Alexis Antonio | Unsplash

Venus And Jupiter Will Both Be Visible This Weekend In Rare Occurrence

I hate to break it to you guys, but Mercury Retrograde ended on November 20th — so we're not going to be able to blame our bad behavior on it till at least some time next year.

When you cry halfway through dinner because your boyfriend took one of your fries without asking, Mercury Retrograde won't be there to save you.

Lucky for us, however, the universe is always cooking up some frickery that'll sway our mood, change our fate, and trigger a wave of blurry Instagram stories of the night sky.

This weekend, both Venus and Jupiter will be visible in the night sky.

Unsplash | Zoltan Tasi

We often see Venus, aka "the brightest star in the sky", when we have a clear night, but it isn't often that we get the opportunity to see Venus and Jupiter together.

You have to make sure to set a phone alarm.

According to Yahoo, the best time to see both planets together will be in the early evening on November 24th, around 45 minutes after sunset.

Remember that because of daylight savings time, the sun sets stupid early now, so when I say "evening", I mean around 5:15 PM or so, depending on your timezone.

Though it looks like the planets are closer together, that isn't actually the case.

Unsplash | Gregory Hayes

The phenomenon is called conjunction: "the astronomical term for when planets appear to be close together in the sky, as observed from Earth."

Conjunctions of Venus and Jupiter happen fairly often. The last one was January 2019, though it doesn't look like there will be any conjunctions of the two planets in the year 2020.

Will you be looking out for this rare occurrence this weekend?

Alexis Antonio | Unsplash
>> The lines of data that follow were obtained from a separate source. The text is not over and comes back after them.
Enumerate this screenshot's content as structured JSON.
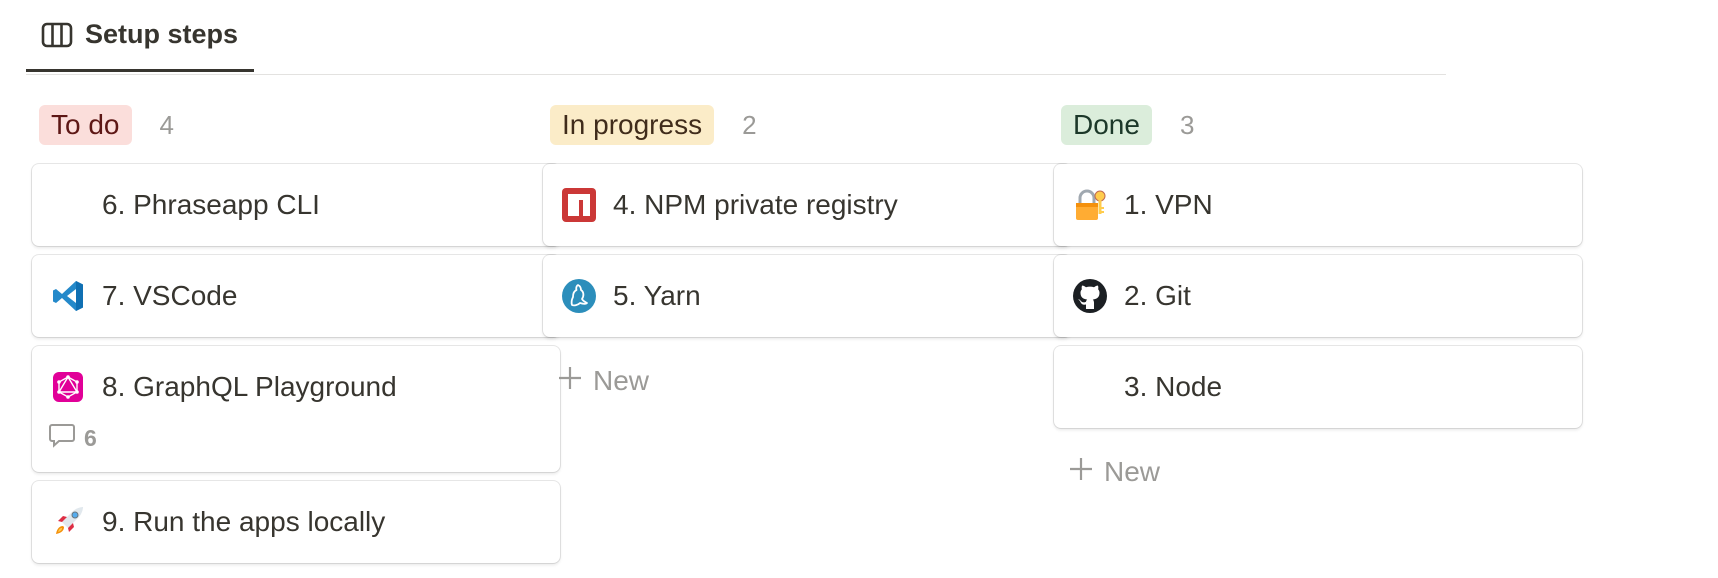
{
  "tab": {
    "label": "Setup steps",
    "icon": "board-icon"
  },
  "columns": [
    {
      "status": "To do",
      "count": "4",
      "pill_bg": "#fbdedb",
      "pill_fg": "#5d1715",
      "cards": [
        {
          "title": "6. Phraseapp CLI",
          "icon": ""
        },
        {
          "title": "7. VSCode",
          "icon": "vscode-icon"
        },
        {
          "title": "8. GraphQL Playground",
          "icon": "graphql-icon",
          "comments": "6"
        },
        {
          "title": "9. Run the apps locally",
          "icon": "rocket-icon"
        }
      ]
    },
    {
      "status": "In progress",
      "count": "2",
      "pill_bg": "#fbecc8",
      "pill_fg": "#402c1b",
      "cards": [
        {
          "title": "4. NPM private registry",
          "icon": "npm-icon"
        },
        {
          "title": "5. Yarn",
          "icon": "yarn-icon"
        }
      ],
      "new_label": "New"
    },
    {
      "status": "Done",
      "count": "3",
      "pill_bg": "#dbeddb",
      "pill_fg": "#1c3829",
      "cards": [
        {
          "title": "1. VPN",
          "icon": "lock-key-icon"
        },
        {
          "title": "2. Git",
          "icon": "github-icon"
        },
        {
          "title": "3. Node",
          "icon": ""
        }
      ],
      "new_label": "New"
    }
  ]
}
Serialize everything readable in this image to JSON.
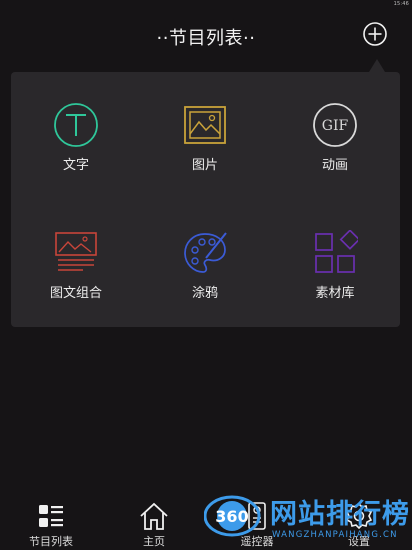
{
  "status": {
    "time": "15:46"
  },
  "header": {
    "title": "··节目列表··"
  },
  "menu": {
    "items": [
      {
        "label": "文字",
        "icon": "text-T-icon",
        "color": "#2fc79a"
      },
      {
        "label": "图片",
        "icon": "picture-icon",
        "color": "#c9a23a"
      },
      {
        "label": "动画",
        "icon": "gif-icon",
        "color": "#d9d9d9"
      },
      {
        "label": "图文组合",
        "icon": "image-text-combo-icon",
        "color": "#c8453a"
      },
      {
        "label": "涂鸦",
        "icon": "palette-icon",
        "color": "#3b5bd6"
      },
      {
        "label": "素材库",
        "icon": "material-library-icon",
        "color": "#6a2fb0"
      }
    ]
  },
  "tabbar": {
    "tabs": [
      {
        "label": "节目列表",
        "icon": "program-list-icon"
      },
      {
        "label": "主页",
        "icon": "home-icon"
      },
      {
        "label": "遥控器",
        "icon": "remote-control-icon"
      },
      {
        "label": "设置",
        "icon": "settings-icon"
      }
    ]
  },
  "watermark": {
    "text": "网站排行榜",
    "prefix": "360",
    "sub": "WANGZHANPAIHANG.CN"
  }
}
As for any personal problems that planetary conjunction may cause, just be thankful we're not dealing with Mercury. I have some issues with her.

h/t: Yahoo